DATA –
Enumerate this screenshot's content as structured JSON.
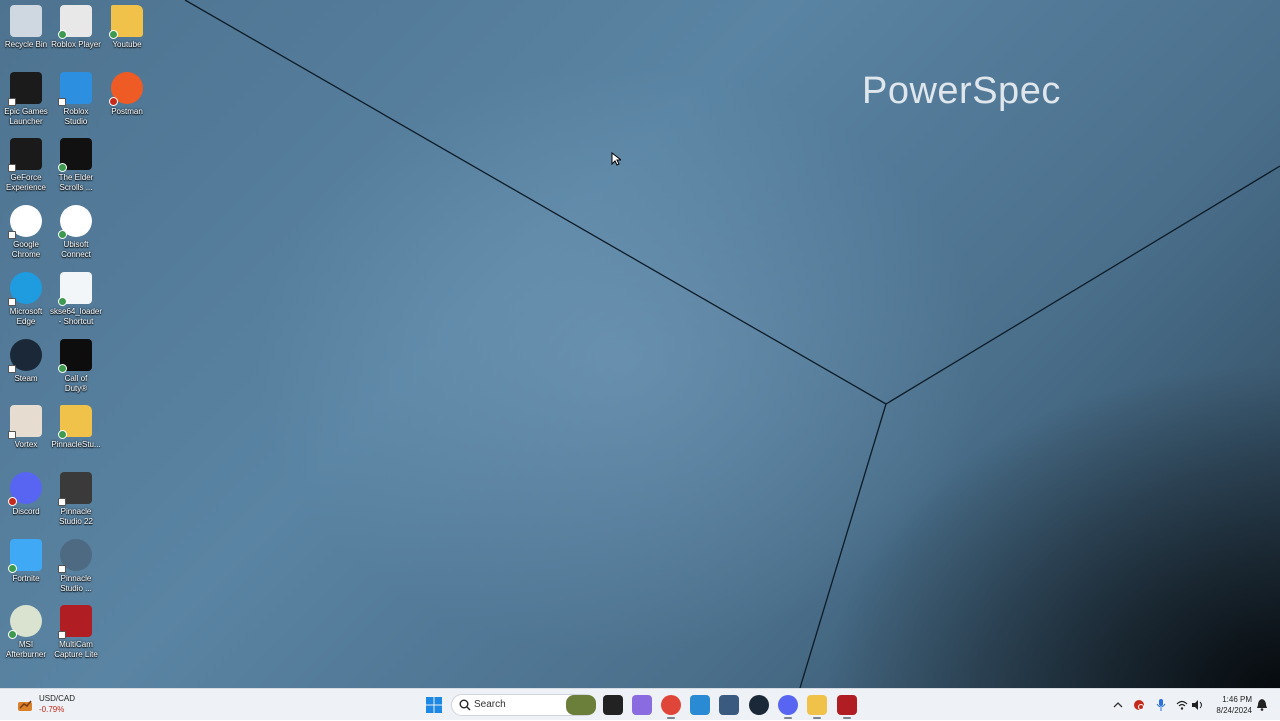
{
  "wallpaper": {
    "brand_text": "PowerSpec"
  },
  "desktop_icons": [
    {
      "label": "Recycle Bin",
      "icon": "recycle-bin-icon",
      "badge": "none",
      "color": "#cfd8e0"
    },
    {
      "label": "Roblox Player",
      "icon": "roblox-player-icon",
      "badge": "ok",
      "color": "#e8e8e8"
    },
    {
      "label": "Youtube",
      "icon": "folder-icon",
      "badge": "ok",
      "color": "#f0c24a"
    },
    {
      "label": "Epic Games\nLauncher",
      "icon": "epic-games-icon",
      "badge": "sc",
      "color": "#1b1b1b"
    },
    {
      "label": "Roblox\nStudio",
      "icon": "roblox-studio-icon",
      "badge": "sc",
      "color": "#2d8fe0"
    },
    {
      "label": "Postman",
      "icon": "postman-icon",
      "badge": "err",
      "color": "#ef5b25"
    },
    {
      "label": "GeForce\nExperience",
      "icon": "geforce-icon",
      "badge": "sc",
      "color": "#1a1a1a"
    },
    {
      "label": "The Elder\nScrolls ...",
      "icon": "elder-scrolls-icon",
      "badge": "ok",
      "color": "#111111"
    },
    {
      "label": "Google\nChrome",
      "icon": "chrome-icon",
      "badge": "sc",
      "color": "#ffffff"
    },
    {
      "label": "Ubisoft\nConnect",
      "icon": "ubisoft-icon",
      "badge": "ok",
      "color": "#ffffff"
    },
    {
      "label": "Microsoft\nEdge",
      "icon": "edge-icon",
      "badge": "sc",
      "color": "#1f9be0"
    },
    {
      "label": "skse64_loader\n- Shortcut",
      "icon": "skse-icon",
      "badge": "ok",
      "color": "#f3f6f9"
    },
    {
      "label": "Steam",
      "icon": "steam-icon",
      "badge": "sc",
      "color": "#1b2838"
    },
    {
      "label": "Call of\nDuty®",
      "icon": "call-of-duty-icon",
      "badge": "ok",
      "color": "#0d0d0d"
    },
    {
      "label": "Vortex",
      "icon": "vortex-icon",
      "badge": "sc",
      "color": "#e6ddd0"
    },
    {
      "label": "PinnacleStu...",
      "icon": "folder-icon",
      "badge": "ok",
      "color": "#f0c24a"
    },
    {
      "label": "Discord",
      "icon": "discord-icon",
      "badge": "err",
      "color": "#5865f2"
    },
    {
      "label": "Pinnacle\nStudio 22",
      "icon": "pinnacle-studio-icon",
      "badge": "sc",
      "color": "#3a3a3a"
    },
    {
      "label": "Fortnite",
      "icon": "fortnite-icon",
      "badge": "ok",
      "color": "#3fa9f5"
    },
    {
      "label": "Pinnacle\nStudio ...",
      "icon": "pinnacle-sb-icon",
      "badge": "sc",
      "color": "#4d6a82"
    },
    {
      "label": "MSI\nAfterburner",
      "icon": "msi-afterburner-icon",
      "badge": "ok",
      "color": "#d9e3d0"
    },
    {
      "label": "MultiCam\nCapture Lite",
      "icon": "multicam-icon",
      "badge": "sc",
      "color": "#b01e23"
    }
  ],
  "taskbar": {
    "widget": {
      "label": "USD/CAD",
      "value": "-0.79%",
      "icon": "stock-chart-icon"
    },
    "start_icon": "windows-start-icon",
    "search": {
      "placeholder": "Search",
      "icon": "search-icon"
    },
    "pinned": [
      {
        "name": "tank-game-icon",
        "color": "#6b7f3b"
      },
      {
        "name": "task-view-icon",
        "color": "#222222"
      },
      {
        "name": "copilot-icon",
        "color": "#8a6be0"
      },
      {
        "name": "chrome-icon",
        "color": "#e0453a"
      },
      {
        "name": "vscode-icon",
        "color": "#2a8ad4"
      },
      {
        "name": "game-controller-icon",
        "color": "#3a5a80"
      },
      {
        "name": "steam-icon",
        "color": "#1b2838"
      },
      {
        "name": "discord-icon",
        "color": "#5865f2"
      },
      {
        "name": "file-explorer-icon",
        "color": "#f0c24a"
      },
      {
        "name": "multicam-icon",
        "color": "#b01e23"
      }
    ],
    "tray": {
      "icons": [
        "chevron-up-icon",
        "antivirus-icon",
        "microphone-icon",
        "wifi-icon",
        "volume-icon"
      ],
      "time": "1:46 PM",
      "date": "8/24/2024",
      "notification_icon": "notification-bell-icon"
    }
  }
}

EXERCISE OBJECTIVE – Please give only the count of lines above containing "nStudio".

SOLUTION TO THIS EXERCISE – 3